## [Task description]
Verbatim repeat, images excluded. Give each entry again as written.

(App and web page records)
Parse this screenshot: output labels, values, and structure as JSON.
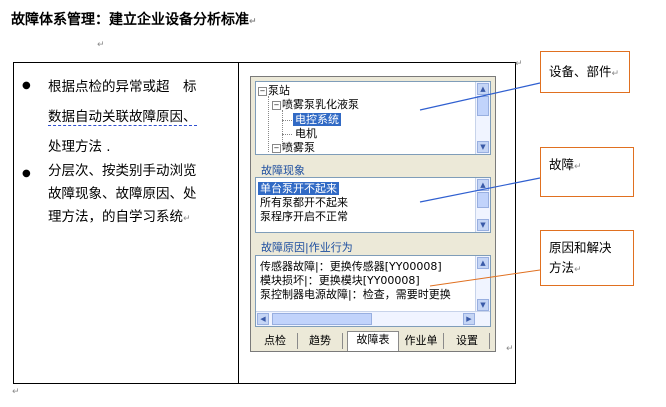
{
  "document": {
    "title": "故障体系管理：建立企业设备分析标准",
    "para_mark": "↵"
  },
  "left_column": {
    "bullets": [
      {
        "lines": [
          "根据点检的异常或超　标",
          "数据自动关联故障原因、",
          "处理方法 ."
        ]
      },
      {
        "lines": [
          "分层次、按类别手动浏览",
          "故障现象、故障原因、处",
          "理方法，的自学习系统"
        ]
      }
    ],
    "bullet_symbol": "●"
  },
  "app": {
    "tree": {
      "items": [
        {
          "label": "泵站",
          "expander": "−"
        },
        {
          "label": "喷雾泵乳化液泵",
          "expander": "−"
        },
        {
          "label": "电控系统",
          "selected": true
        },
        {
          "label": "电机"
        },
        {
          "label": "喷雾泵",
          "expander": "−"
        }
      ]
    },
    "symptoms": {
      "title": "故障现象",
      "items": [
        {
          "label": "单台泵开不起来",
          "selected": true
        },
        {
          "label": "所有泵都开不起来"
        },
        {
          "label": "泵程序开启不正常"
        }
      ]
    },
    "causes": {
      "title": "故障原因|作业行为",
      "items": [
        {
          "label": "传感器故障|：更换传感器[YY00008]"
        },
        {
          "label": "模块损坏|：更换模块[YY00008]"
        },
        {
          "label": "泵控制器电源故障|：检查，需要时更换"
        }
      ]
    },
    "tabs": [
      {
        "label": "点检"
      },
      {
        "label": "趋势"
      },
      {
        "label": "故障表",
        "active": true
      },
      {
        "label": "作业单"
      },
      {
        "label": "设置"
      }
    ]
  },
  "callouts": {
    "equipment": "设备、部件",
    "fault": "故障",
    "cause_line1": "原因和解决",
    "cause_line2": "方法"
  },
  "colors": {
    "selection": "#316ac5",
    "callout_border": "#e07020",
    "leader_line": "#2f5fd0",
    "panel_title": "#1e4fa0"
  }
}
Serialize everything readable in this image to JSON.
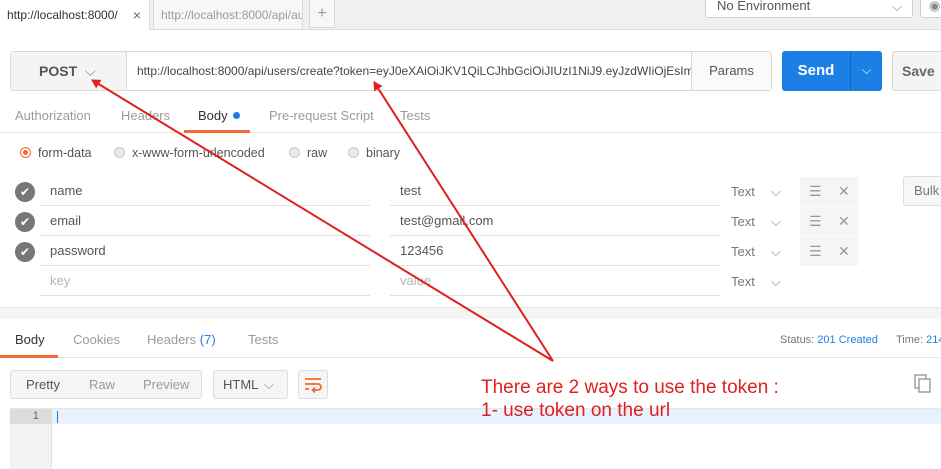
{
  "tabs": [
    {
      "label": "http://localhost:8000/",
      "close": "×"
    },
    {
      "label": "http://localhost:8000/api/au"
    }
  ],
  "new_tab_label": "+",
  "environment": {
    "selected": "No Environment"
  },
  "request": {
    "method": "POST",
    "url": "http://localhost:8000/api/users/create?token=eyJ0eXAiOiJKV1QiLCJhbGciOiJIUzI1NiJ9.eyJzdWIiOjEsIm",
    "params_label": "Params",
    "send_label": "Send",
    "save_label": "Save"
  },
  "request_tabs": [
    {
      "label": "Authorization"
    },
    {
      "label": "Headers"
    },
    {
      "label": "Body"
    },
    {
      "label": "Pre-request Script"
    },
    {
      "label": "Tests"
    }
  ],
  "body_types": [
    {
      "label": "form-data",
      "selected": true
    },
    {
      "label": "x-www-form-urlencoded",
      "selected": false
    },
    {
      "label": "raw",
      "selected": false
    },
    {
      "label": "binary",
      "selected": false
    }
  ],
  "form_rows": [
    {
      "key": "name",
      "value": "test",
      "type": "Text"
    },
    {
      "key": "email",
      "value": "test@gmail.com",
      "type": "Text"
    },
    {
      "key": "password",
      "value": "123456",
      "type": "Text"
    }
  ],
  "new_row": {
    "key_placeholder": "key",
    "value_placeholder": "value",
    "type": "Text"
  },
  "bulk_label": "Bulk",
  "response_tabs": [
    {
      "label": "Body"
    },
    {
      "label": "Cookies"
    },
    {
      "label": "Headers",
      "count": "(7)"
    },
    {
      "label": "Tests"
    }
  ],
  "status": {
    "label": "Status:",
    "value": "201 Created",
    "time_label": "Time:",
    "time_value": "214"
  },
  "format_modes": [
    {
      "label": "Pretty",
      "active": true
    },
    {
      "label": "Raw",
      "active": false
    },
    {
      "label": "Preview",
      "active": false
    }
  ],
  "response_format": "HTML",
  "editor_line": "1",
  "annotation": {
    "line1": "There are 2 ways to use the token :",
    "line2": "1- use token on the url"
  },
  "colors": {
    "accent": "#f06a35",
    "send": "#1c7fe4",
    "annotation": "#e02020",
    "status": "#1c7fe4"
  },
  "icons": [
    "chevron-down-icon",
    "close-icon",
    "check-icon",
    "menu-icon",
    "wrap-lines-icon",
    "copy-icon",
    "eye-icon",
    "dot-icon"
  ]
}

## [Answer section]
Parse this screenshot: output labels, values, and structure as JSON.
{
  "document": {
    "title": "故障体系管理：建立企业设备分析标准",
    "para_mark": "↵"
  },
  "left_column": {
    "bullets": [
      {
        "lines": [
          "根据点检的异常或超　标",
          "数据自动关联故障原因、",
          "处理方法 ."
        ]
      },
      {
        "lines": [
          "分层次、按类别手动浏览",
          "故障现象、故障原因、处",
          "理方法，的自学习系统"
        ]
      }
    ],
    "bullet_symbol": "●"
  },
  "app": {
    "tree": {
      "items": [
        {
          "label": "泵站",
          "expander": "−"
        },
        {
          "label": "喷雾泵乳化液泵",
          "expander": "−"
        },
        {
          "label": "电控系统",
          "selected": true
        },
        {
          "label": "电机"
        },
        {
          "label": "喷雾泵",
          "expander": "−"
        }
      ]
    },
    "symptoms": {
      "title": "故障现象",
      "items": [
        {
          "label": "单台泵开不起来",
          "selected": true
        },
        {
          "label": "所有泵都开不起来"
        },
        {
          "label": "泵程序开启不正常"
        }
      ]
    },
    "causes": {
      "title": "故障原因|作业行为",
      "items": [
        {
          "label": "传感器故障|：更换传感器[YY00008]"
        },
        {
          "label": "模块损坏|：更换模块[YY00008]"
        },
        {
          "label": "泵控制器电源故障|：检查，需要时更换"
        }
      ]
    },
    "tabs": [
      {
        "label": "点检"
      },
      {
        "label": "趋势"
      },
      {
        "label": "故障表",
        "active": true
      },
      {
        "label": "作业单"
      },
      {
        "label": "设置"
      }
    ]
  },
  "callouts": {
    "equipment": "设备、部件",
    "fault": "故障",
    "cause_line1": "原因和解决",
    "cause_line2": "方法"
  },
  "colors": {
    "selection": "#316ac5",
    "callout_border": "#e07020",
    "leader_line": "#2f5fd0",
    "panel_title": "#1e4fa0"
  }
}
Serialize everything readable in this image to JSON.
{
  "tabs": [
    {
      "label": "http://localhost:8000/",
      "close": "×"
    },
    {
      "label": "http://localhost:8000/api/au"
    }
  ],
  "new_tab_label": "+",
  "environment": {
    "selected": "No Environment"
  },
  "request": {
    "method": "POST",
    "url": "http://localhost:8000/api/users/create?token=eyJ0eXAiOiJKV1QiLCJhbGciOiJIUzI1NiJ9.eyJzdWIiOjEsIm",
    "params_label": "Params",
    "send_label": "Send",
    "save_label": "Save"
  },
  "request_tabs": [
    {
      "label": "Authorization"
    },
    {
      "label": "Headers"
    },
    {
      "label": "Body"
    },
    {
      "label": "Pre-request Script"
    },
    {
      "label": "Tests"
    }
  ],
  "body_types": [
    {
      "label": "form-data",
      "selected": true
    },
    {
      "label": "x-www-form-urlencoded",
      "selected": false
    },
    {
      "label": "raw",
      "selected": false
    },
    {
      "label": "binary",
      "selected": false
    }
  ],
  "form_rows": [
    {
      "key": "name",
      "value": "test",
      "type": "Text"
    },
    {
      "key": "email",
      "value": "test@gmail.com",
      "type": "Text"
    },
    {
      "key": "password",
      "value": "123456",
      "type": "Text"
    }
  ],
  "new_row": {
    "key_placeholder": "key",
    "value_placeholder": "value",
    "type": "Text"
  },
  "bulk_label": "Bulk",
  "response_tabs": [
    {
      "label": "Body"
    },
    {
      "label": "Cookies"
    },
    {
      "label": "Headers",
      "count": "(7)"
    },
    {
      "label": "Tests"
    }
  ],
  "status": {
    "label": "Status:",
    "value": "201 Created",
    "time_label": "Time:",
    "time_value": "214"
  },
  "format_modes": [
    {
      "label": "Pretty",
      "active": true
    },
    {
      "label": "Raw",
      "active": false
    },
    {
      "label": "Preview",
      "active": false
    }
  ],
  "response_format": "HTML",
  "editor_line": "1",
  "annotation": {
    "line1": "There are 2 ways to use the token :",
    "line2": "1- use token on the url"
  },
  "colors": {
    "accent": "#f06a35",
    "send": "#1c7fe4",
    "annotation": "#e02020",
    "status": "#1c7fe4"
  },
  "icons": [
    "chevron-down-icon",
    "close-icon",
    "check-icon",
    "menu-icon",
    "wrap-lines-icon",
    "copy-icon",
    "eye-icon",
    "dot-icon"
  ]
}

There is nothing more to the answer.